• **EXERCISE BRIEF**:
In the material below, identify each line bearing the word "JSON". Reproduce those lines.

+++ EXCERPTED DATA

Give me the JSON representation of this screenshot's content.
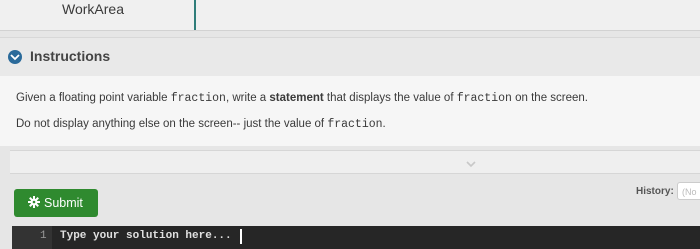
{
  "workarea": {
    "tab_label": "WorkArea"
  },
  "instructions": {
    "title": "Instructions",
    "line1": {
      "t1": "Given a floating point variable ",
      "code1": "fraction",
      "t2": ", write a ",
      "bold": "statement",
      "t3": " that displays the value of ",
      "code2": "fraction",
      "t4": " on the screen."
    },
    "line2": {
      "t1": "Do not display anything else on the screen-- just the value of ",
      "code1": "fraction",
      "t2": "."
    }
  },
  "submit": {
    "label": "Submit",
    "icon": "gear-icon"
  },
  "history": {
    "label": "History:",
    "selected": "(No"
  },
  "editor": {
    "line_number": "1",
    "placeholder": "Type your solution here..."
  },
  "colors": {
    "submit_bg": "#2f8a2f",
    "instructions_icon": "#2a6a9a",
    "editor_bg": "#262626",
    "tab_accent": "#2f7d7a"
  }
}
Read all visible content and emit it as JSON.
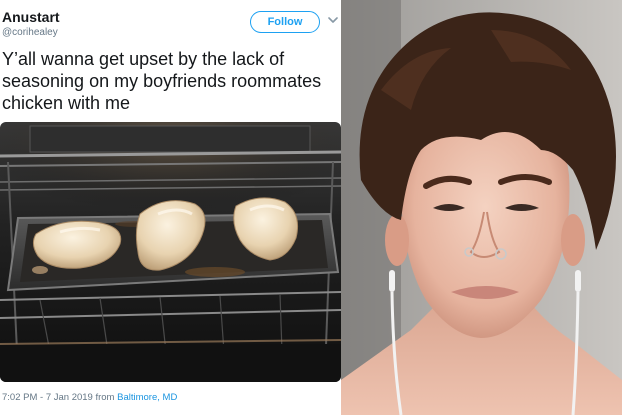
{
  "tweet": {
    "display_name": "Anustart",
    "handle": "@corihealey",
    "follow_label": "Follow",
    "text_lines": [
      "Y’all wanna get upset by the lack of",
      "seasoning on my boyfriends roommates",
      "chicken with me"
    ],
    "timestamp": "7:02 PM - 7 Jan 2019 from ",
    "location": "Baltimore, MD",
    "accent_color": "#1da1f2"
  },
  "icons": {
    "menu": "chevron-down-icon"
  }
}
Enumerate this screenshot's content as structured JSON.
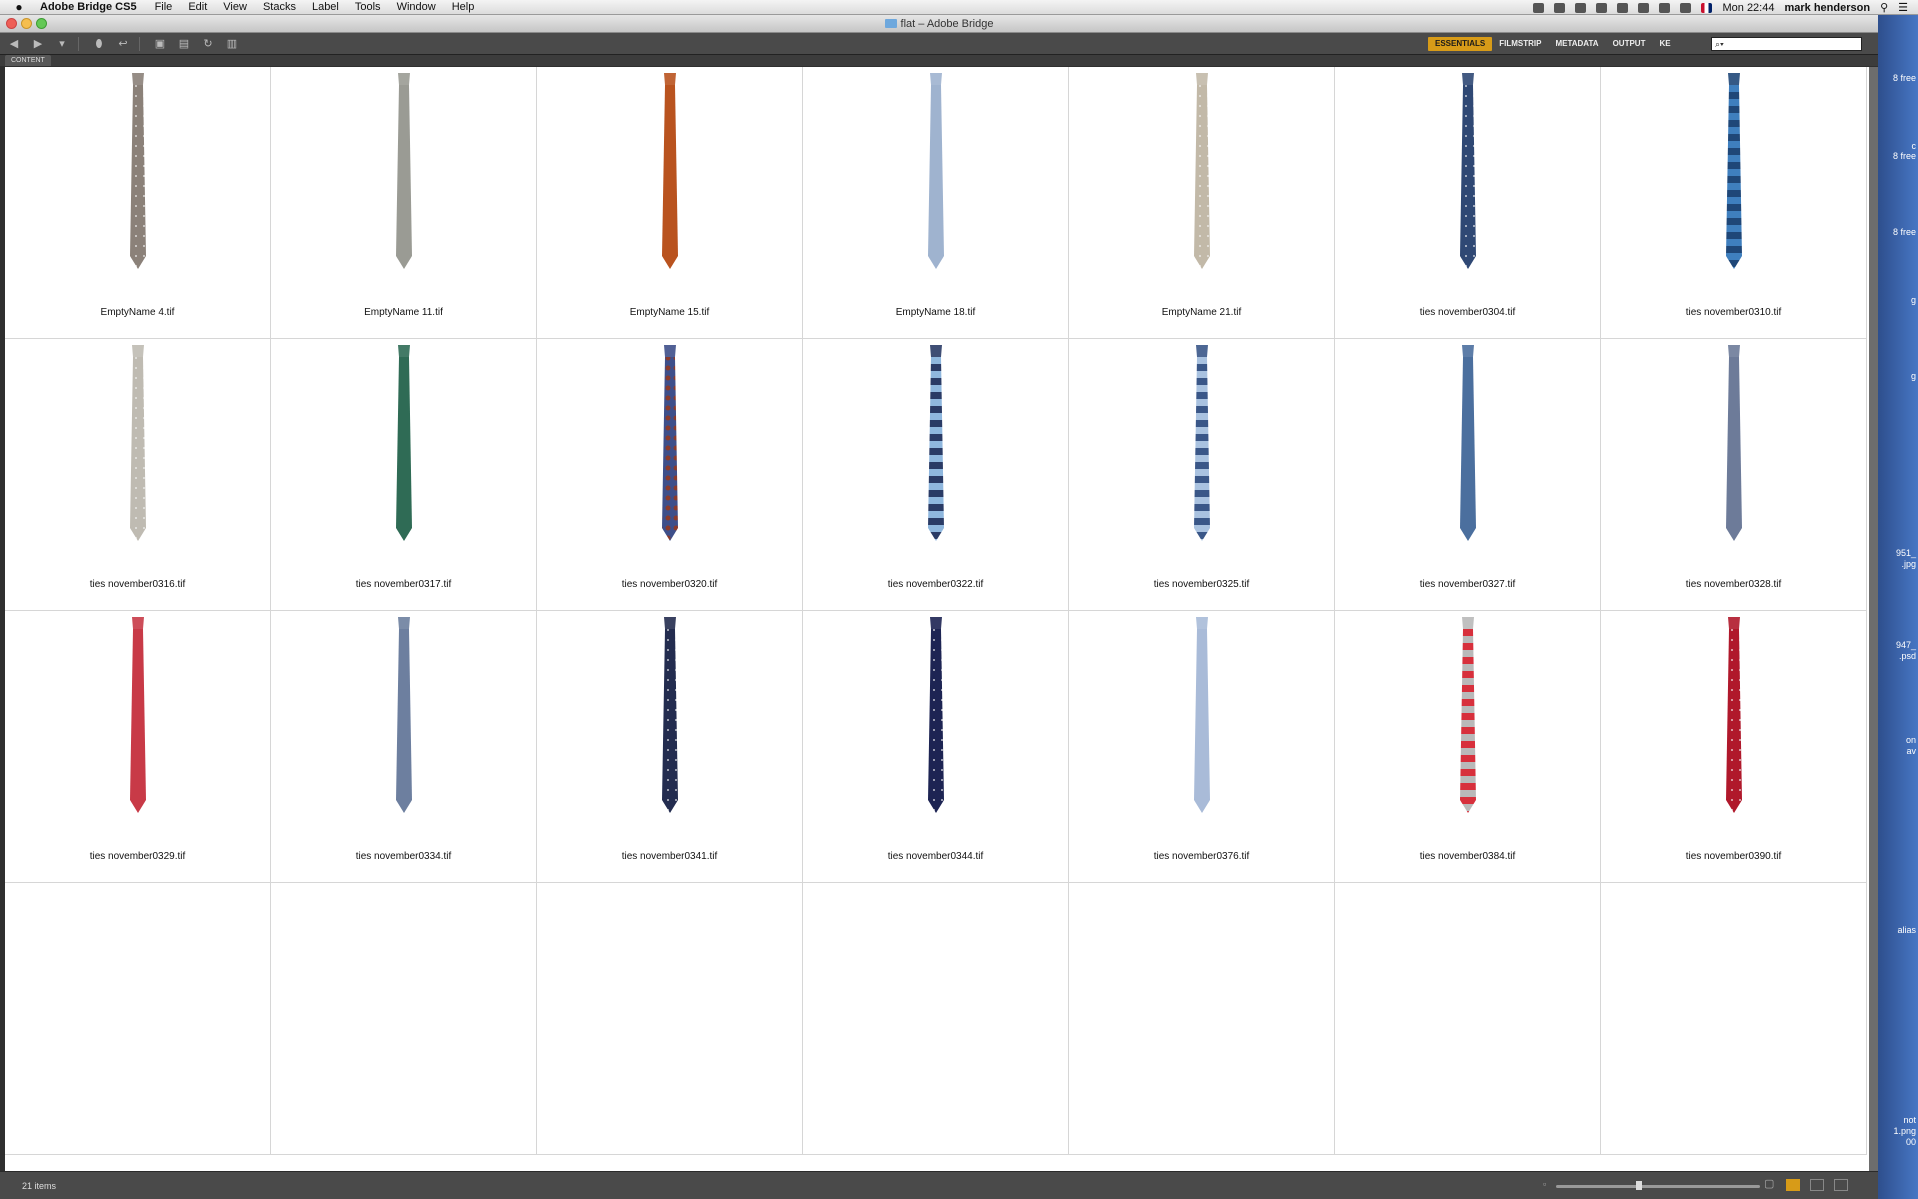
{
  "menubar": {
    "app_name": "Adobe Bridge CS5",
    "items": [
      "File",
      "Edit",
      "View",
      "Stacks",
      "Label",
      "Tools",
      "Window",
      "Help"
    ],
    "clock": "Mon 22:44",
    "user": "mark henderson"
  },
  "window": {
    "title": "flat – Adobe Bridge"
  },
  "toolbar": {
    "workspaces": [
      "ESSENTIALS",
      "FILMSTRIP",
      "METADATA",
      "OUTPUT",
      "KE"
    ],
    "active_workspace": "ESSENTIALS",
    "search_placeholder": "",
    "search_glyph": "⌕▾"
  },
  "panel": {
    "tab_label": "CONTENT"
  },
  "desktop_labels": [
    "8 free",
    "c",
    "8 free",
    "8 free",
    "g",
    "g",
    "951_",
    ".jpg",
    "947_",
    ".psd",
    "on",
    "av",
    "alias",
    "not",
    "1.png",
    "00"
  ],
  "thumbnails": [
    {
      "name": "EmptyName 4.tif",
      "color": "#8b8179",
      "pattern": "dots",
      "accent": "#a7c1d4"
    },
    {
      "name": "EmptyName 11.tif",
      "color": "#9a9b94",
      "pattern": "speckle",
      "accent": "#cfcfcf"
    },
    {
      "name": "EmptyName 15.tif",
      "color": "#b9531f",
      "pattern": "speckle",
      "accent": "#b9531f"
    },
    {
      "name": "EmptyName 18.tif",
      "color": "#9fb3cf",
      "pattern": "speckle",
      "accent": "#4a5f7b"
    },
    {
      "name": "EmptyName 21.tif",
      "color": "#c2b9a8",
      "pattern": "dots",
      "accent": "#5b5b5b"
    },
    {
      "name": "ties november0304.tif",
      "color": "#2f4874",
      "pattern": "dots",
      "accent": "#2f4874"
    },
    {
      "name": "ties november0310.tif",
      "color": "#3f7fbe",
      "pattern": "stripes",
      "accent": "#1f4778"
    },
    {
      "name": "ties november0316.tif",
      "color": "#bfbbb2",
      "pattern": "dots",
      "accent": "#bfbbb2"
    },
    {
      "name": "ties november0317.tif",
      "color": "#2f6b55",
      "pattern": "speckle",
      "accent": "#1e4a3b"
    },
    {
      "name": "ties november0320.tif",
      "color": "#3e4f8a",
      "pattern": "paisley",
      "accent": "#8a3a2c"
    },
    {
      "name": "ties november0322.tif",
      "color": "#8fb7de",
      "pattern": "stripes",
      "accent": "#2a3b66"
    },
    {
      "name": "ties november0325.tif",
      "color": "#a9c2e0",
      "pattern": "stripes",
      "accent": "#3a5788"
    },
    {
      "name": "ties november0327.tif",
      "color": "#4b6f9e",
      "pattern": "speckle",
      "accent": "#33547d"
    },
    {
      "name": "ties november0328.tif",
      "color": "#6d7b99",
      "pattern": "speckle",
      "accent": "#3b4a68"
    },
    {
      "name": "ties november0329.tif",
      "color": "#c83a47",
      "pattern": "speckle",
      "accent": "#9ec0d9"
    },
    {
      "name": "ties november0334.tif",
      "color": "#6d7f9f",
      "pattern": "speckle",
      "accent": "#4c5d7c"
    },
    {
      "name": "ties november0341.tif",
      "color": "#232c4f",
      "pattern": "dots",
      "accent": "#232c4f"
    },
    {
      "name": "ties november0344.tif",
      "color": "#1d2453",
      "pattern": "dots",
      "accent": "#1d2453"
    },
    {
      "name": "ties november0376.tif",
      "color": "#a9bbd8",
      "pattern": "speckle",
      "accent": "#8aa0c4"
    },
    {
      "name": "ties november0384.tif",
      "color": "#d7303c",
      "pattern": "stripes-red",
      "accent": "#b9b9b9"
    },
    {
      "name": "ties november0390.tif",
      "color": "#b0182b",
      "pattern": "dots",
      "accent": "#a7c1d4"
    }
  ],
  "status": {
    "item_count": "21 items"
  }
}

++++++

• **EXERCISE ANSWER**:
Give me the JSON representation of this screenshot's content.
Read all visible content and emit it as JSON.
Enumerate this screenshot's content as structured JSON.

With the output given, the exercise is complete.